▸ **WHAT THE EXERCISE ASKS**
Print the lines below exactly as written, with none missing.

━━━━━━━━━━

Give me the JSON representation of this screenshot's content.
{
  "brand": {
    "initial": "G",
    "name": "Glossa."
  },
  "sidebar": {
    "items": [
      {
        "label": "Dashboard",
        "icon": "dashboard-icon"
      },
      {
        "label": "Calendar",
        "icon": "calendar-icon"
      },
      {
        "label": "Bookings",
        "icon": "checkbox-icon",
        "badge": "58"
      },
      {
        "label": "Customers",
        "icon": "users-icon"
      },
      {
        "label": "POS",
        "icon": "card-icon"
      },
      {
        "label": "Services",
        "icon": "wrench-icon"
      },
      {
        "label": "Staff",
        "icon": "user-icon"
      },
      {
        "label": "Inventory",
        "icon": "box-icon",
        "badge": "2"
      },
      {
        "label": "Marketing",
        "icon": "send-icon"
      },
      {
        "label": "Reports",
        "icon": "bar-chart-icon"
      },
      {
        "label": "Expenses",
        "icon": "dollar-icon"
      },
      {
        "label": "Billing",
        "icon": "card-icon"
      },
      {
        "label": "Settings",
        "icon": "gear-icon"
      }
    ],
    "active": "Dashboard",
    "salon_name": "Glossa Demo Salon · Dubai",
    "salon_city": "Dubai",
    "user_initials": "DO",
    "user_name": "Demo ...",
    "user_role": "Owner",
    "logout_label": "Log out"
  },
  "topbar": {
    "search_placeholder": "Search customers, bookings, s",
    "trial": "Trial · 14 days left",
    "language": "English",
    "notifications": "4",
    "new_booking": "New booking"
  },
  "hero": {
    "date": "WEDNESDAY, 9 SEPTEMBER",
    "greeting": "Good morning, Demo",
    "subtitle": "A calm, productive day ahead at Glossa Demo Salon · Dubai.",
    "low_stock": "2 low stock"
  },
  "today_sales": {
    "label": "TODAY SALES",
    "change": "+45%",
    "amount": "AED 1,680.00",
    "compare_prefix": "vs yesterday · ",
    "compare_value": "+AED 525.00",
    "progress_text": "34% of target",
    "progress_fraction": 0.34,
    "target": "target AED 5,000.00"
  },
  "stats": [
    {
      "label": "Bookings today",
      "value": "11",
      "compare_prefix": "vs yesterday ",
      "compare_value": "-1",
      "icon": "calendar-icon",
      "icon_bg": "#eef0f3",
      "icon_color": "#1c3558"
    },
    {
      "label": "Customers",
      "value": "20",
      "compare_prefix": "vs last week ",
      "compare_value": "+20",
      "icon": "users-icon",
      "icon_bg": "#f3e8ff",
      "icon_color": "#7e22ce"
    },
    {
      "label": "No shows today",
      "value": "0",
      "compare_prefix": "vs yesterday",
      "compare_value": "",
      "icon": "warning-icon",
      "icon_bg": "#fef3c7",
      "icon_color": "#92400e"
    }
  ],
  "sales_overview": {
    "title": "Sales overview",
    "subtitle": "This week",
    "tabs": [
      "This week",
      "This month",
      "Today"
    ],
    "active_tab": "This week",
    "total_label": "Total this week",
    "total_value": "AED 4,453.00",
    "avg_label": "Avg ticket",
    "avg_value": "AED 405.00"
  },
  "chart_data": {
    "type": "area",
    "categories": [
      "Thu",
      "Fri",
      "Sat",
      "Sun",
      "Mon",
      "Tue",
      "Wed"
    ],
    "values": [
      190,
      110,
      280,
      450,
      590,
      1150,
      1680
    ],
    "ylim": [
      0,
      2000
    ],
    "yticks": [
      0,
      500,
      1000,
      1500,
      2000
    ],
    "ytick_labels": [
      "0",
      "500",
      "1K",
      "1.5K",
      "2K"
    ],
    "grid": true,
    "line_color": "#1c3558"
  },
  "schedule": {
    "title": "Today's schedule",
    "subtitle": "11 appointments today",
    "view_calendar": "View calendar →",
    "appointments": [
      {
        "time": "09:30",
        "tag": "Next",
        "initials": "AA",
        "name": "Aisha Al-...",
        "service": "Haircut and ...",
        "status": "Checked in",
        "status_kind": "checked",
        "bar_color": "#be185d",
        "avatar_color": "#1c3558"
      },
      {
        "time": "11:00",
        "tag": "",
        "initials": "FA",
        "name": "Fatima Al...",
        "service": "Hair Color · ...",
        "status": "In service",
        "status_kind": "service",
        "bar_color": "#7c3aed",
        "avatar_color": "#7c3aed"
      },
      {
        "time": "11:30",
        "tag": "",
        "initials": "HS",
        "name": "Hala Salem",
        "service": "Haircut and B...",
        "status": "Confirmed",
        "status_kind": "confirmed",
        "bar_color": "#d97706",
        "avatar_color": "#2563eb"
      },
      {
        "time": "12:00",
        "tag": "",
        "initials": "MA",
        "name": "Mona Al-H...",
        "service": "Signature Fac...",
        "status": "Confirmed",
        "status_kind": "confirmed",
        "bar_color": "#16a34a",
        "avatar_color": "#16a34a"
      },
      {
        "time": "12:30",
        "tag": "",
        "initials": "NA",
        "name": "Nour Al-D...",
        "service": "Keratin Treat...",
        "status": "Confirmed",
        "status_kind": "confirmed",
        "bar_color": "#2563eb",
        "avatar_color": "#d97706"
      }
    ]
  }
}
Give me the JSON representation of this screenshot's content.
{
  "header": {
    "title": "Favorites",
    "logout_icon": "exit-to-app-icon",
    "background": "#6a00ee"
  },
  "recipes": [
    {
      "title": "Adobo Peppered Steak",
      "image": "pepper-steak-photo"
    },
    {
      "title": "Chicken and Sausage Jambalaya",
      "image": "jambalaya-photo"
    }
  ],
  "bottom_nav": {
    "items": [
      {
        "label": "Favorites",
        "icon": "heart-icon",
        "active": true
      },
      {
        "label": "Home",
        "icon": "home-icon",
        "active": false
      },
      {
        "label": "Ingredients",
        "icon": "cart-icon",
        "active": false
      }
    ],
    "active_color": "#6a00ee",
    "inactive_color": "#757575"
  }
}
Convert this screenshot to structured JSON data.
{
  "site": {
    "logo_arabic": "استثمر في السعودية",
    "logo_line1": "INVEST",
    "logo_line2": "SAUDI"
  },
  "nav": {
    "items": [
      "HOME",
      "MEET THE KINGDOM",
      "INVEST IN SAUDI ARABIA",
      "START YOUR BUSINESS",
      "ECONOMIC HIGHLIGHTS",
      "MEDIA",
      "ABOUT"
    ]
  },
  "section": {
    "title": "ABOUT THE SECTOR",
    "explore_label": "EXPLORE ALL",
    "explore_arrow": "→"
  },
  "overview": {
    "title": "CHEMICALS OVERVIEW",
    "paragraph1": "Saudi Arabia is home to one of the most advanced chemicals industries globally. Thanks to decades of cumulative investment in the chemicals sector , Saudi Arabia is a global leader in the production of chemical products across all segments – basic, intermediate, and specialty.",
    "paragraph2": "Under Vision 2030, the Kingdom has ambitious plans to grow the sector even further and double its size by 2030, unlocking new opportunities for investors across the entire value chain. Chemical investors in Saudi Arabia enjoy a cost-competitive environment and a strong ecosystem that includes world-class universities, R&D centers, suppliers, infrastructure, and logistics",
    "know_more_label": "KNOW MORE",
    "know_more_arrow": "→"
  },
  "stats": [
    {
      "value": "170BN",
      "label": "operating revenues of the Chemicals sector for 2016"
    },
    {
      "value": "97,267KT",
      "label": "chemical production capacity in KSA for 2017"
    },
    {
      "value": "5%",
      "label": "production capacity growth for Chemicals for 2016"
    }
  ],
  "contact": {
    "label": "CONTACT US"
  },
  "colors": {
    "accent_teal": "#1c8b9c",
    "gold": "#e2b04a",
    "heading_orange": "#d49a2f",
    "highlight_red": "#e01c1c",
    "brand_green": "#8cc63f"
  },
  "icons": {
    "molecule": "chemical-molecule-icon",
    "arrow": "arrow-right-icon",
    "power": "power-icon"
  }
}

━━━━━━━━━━

▸ **RESPONSE TO THE EXERCISE**
Give me the JSON representation of this screenshot's content.
{
  "brand": {
    "initial": "G",
    "name": "Glossa."
  },
  "sidebar": {
    "items": [
      {
        "label": "Dashboard",
        "icon": "dashboard-icon"
      },
      {
        "label": "Calendar",
        "icon": "calendar-icon"
      },
      {
        "label": "Bookings",
        "icon": "checkbox-icon",
        "badge": "58"
      },
      {
        "label": "Customers",
        "icon": "users-icon"
      },
      {
        "label": "POS",
        "icon": "card-icon"
      },
      {
        "label": "Services",
        "icon": "wrench-icon"
      },
      {
        "label": "Staff",
        "icon": "user-icon"
      },
      {
        "label": "Inventory",
        "icon": "box-icon",
        "badge": "2"
      },
      {
        "label": "Marketing",
        "icon": "send-icon"
      },
      {
        "label": "Reports",
        "icon": "bar-chart-icon"
      },
      {
        "label": "Expenses",
        "icon": "dollar-icon"
      },
      {
        "label": "Billing",
        "icon": "card-icon"
      },
      {
        "label": "Settings",
        "icon": "gear-icon"
      }
    ],
    "active": "Dashboard",
    "salon_name": "Glossa Demo Salon · Dubai",
    "salon_city": "Dubai",
    "user_initials": "DO",
    "user_name": "Demo ...",
    "user_role": "Owner",
    "logout_label": "Log out"
  },
  "topbar": {
    "search_placeholder": "Search customers, bookings, s",
    "trial": "Trial · 14 days left",
    "language": "English",
    "notifications": "4",
    "new_booking": "New booking"
  },
  "hero": {
    "date": "WEDNESDAY, 9 SEPTEMBER",
    "greeting": "Good morning, Demo",
    "subtitle": "A calm, productive day ahead at Glossa Demo Salon · Dubai.",
    "low_stock": "2 low stock"
  },
  "today_sales": {
    "label": "TODAY SALES",
    "change": "+45%",
    "amount": "AED 1,680.00",
    "compare_prefix": "vs yesterday · ",
    "compare_value": "+AED 525.00",
    "progress_text": "34% of target",
    "progress_fraction": 0.34,
    "target": "target AED 5,000.00"
  },
  "stats": [
    {
      "label": "Bookings today",
      "value": "11",
      "compare_prefix": "vs yesterday ",
      "compare_value": "-1",
      "icon": "calendar-icon",
      "icon_bg": "#eef0f3",
      "icon_color": "#1c3558"
    },
    {
      "label": "Customers",
      "value": "20",
      "compare_prefix": "vs last week ",
      "compare_value": "+20",
      "icon": "users-icon",
      "icon_bg": "#f3e8ff",
      "icon_color": "#7e22ce"
    },
    {
      "label": "No shows today",
      "value": "0",
      "compare_prefix": "vs yesterday",
      "compare_value": "",
      "icon": "warning-icon",
      "icon_bg": "#fef3c7",
      "icon_color": "#92400e"
    }
  ],
  "sales_overview": {
    "title": "Sales overview",
    "subtitle": "This week",
    "tabs": [
      "This week",
      "This month",
      "Today"
    ],
    "active_tab": "This week",
    "total_label": "Total this week",
    "total_value": "AED 4,453.00",
    "avg_label": "Avg ticket",
    "avg_value": "AED 405.00"
  },
  "chart_data": {
    "type": "area",
    "categories": [
      "Thu",
      "Fri",
      "Sat",
      "Sun",
      "Mon",
      "Tue",
      "Wed"
    ],
    "values": [
      190,
      110,
      280,
      450,
      590,
      1150,
      1680
    ],
    "ylim": [
      0,
      2000
    ],
    "yticks": [
      0,
      500,
      1000,
      1500,
      2000
    ],
    "ytick_labels": [
      "0",
      "500",
      "1K",
      "1.5K",
      "2K"
    ],
    "grid": true,
    "line_color": "#1c3558"
  },
  "schedule": {
    "title": "Today's schedule",
    "subtitle": "11 appointments today",
    "view_calendar": "View calendar →",
    "appointments": [
      {
        "time": "09:30",
        "tag": "Next",
        "initials": "AA",
        "name": "Aisha Al-...",
        "service": "Haircut and ...",
        "status": "Checked in",
        "status_kind": "checked",
        "bar_color": "#be185d",
        "avatar_color": "#1c3558"
      },
      {
        "time": "11:00",
        "tag": "",
        "initials": "FA",
        "name": "Fatima Al...",
        "service": "Hair Color · ...",
        "status": "In service",
        "status_kind": "service",
        "bar_color": "#7c3aed",
        "avatar_color": "#7c3aed"
      },
      {
        "time": "11:30",
        "tag": "",
        "initials": "HS",
        "name": "Hala Salem",
        "service": "Haircut and B...",
        "status": "Confirmed",
        "status_kind": "confirmed",
        "bar_color": "#d97706",
        "avatar_color": "#2563eb"
      },
      {
        "time": "12:00",
        "tag": "",
        "initials": "MA",
        "name": "Mona Al-H...",
        "service": "Signature Fac...",
        "status": "Confirmed",
        "status_kind": "confirmed",
        "bar_color": "#16a34a",
        "avatar_color": "#16a34a"
      },
      {
        "time": "12:30",
        "tag": "",
        "initials": "NA",
        "name": "Nour Al-D...",
        "service": "Keratin Treat...",
        "status": "Confirmed",
        "status_kind": "confirmed",
        "bar_color": "#2563eb",
        "avatar_color": "#d97706"
      }
    ]
  }
}
Give me the JSON representation of this screenshot's content.
{
  "header": {
    "title": "Favorites",
    "logout_icon": "exit-to-app-icon",
    "background": "#6a00ee"
  },
  "recipes": [
    {
      "title": "Adobo Peppered Steak",
      "image": "pepper-steak-photo"
    },
    {
      "title": "Chicken and Sausage Jambalaya",
      "image": "jambalaya-photo"
    }
  ],
  "bottom_nav": {
    "items": [
      {
        "label": "Favorites",
        "icon": "heart-icon",
        "active": true
      },
      {
        "label": "Home",
        "icon": "home-icon",
        "active": false
      },
      {
        "label": "Ingredients",
        "icon": "cart-icon",
        "active": false
      }
    ],
    "active_color": "#6a00ee",
    "inactive_color": "#757575"
  }
}
Convert this screenshot to structured JSON data.
{
  "site": {
    "logo_arabic": "استثمر في السعودية",
    "logo_line1": "INVEST",
    "logo_line2": "SAUDI"
  },
  "nav": {
    "items": [
      "HOME",
      "MEET THE KINGDOM",
      "INVEST IN SAUDI ARABIA",
      "START YOUR BUSINESS",
      "ECONOMIC HIGHLIGHTS",
      "MEDIA",
      "ABOUT"
    ]
  },
  "section": {
    "title": "ABOUT THE SECTOR",
    "explore_label": "EXPLORE ALL",
    "explore_arrow": "→"
  },
  "overview": {
    "title": "CHEMICALS OVERVIEW",
    "paragraph1": "Saudi Arabia is home to one of the most advanced chemicals industries globally. Thanks to decades of cumulative investment in the chemicals sector , Saudi Arabia is a global leader in the production of chemical products across all segments – basic, intermediate, and specialty.",
    "paragraph2": "Under Vision 2030, the Kingdom has ambitious plans to grow the sector even further and double its size by 2030, unlocking new opportunities for investors across the entire value chain. Chemical investors in Saudi Arabia enjoy a cost-competitive environment and a strong ecosystem that includes world-class universities, R&D centers, suppliers, infrastructure, and logistics",
    "know_more_label": "KNOW MORE",
    "know_more_arrow": "→"
  },
  "stats": [
    {
      "value": "170BN",
      "label": "operating revenues of the Chemicals sector for 2016"
    },
    {
      "value": "97,267KT",
      "label": "chemical production capacity in KSA for 2017"
    },
    {
      "value": "5%",
      "label": "production capacity growth for Chemicals for 2016"
    }
  ],
  "contact": {
    "label": "CONTACT US"
  },
  "colors": {
    "accent_teal": "#1c8b9c",
    "gold": "#e2b04a",
    "heading_orange": "#d49a2f",
    "highlight_red": "#e01c1c",
    "brand_green": "#8cc63f"
  },
  "icons": {
    "molecule": "chemical-molecule-icon",
    "arrow": "arrow-right-icon",
    "power": "power-icon"
  }
}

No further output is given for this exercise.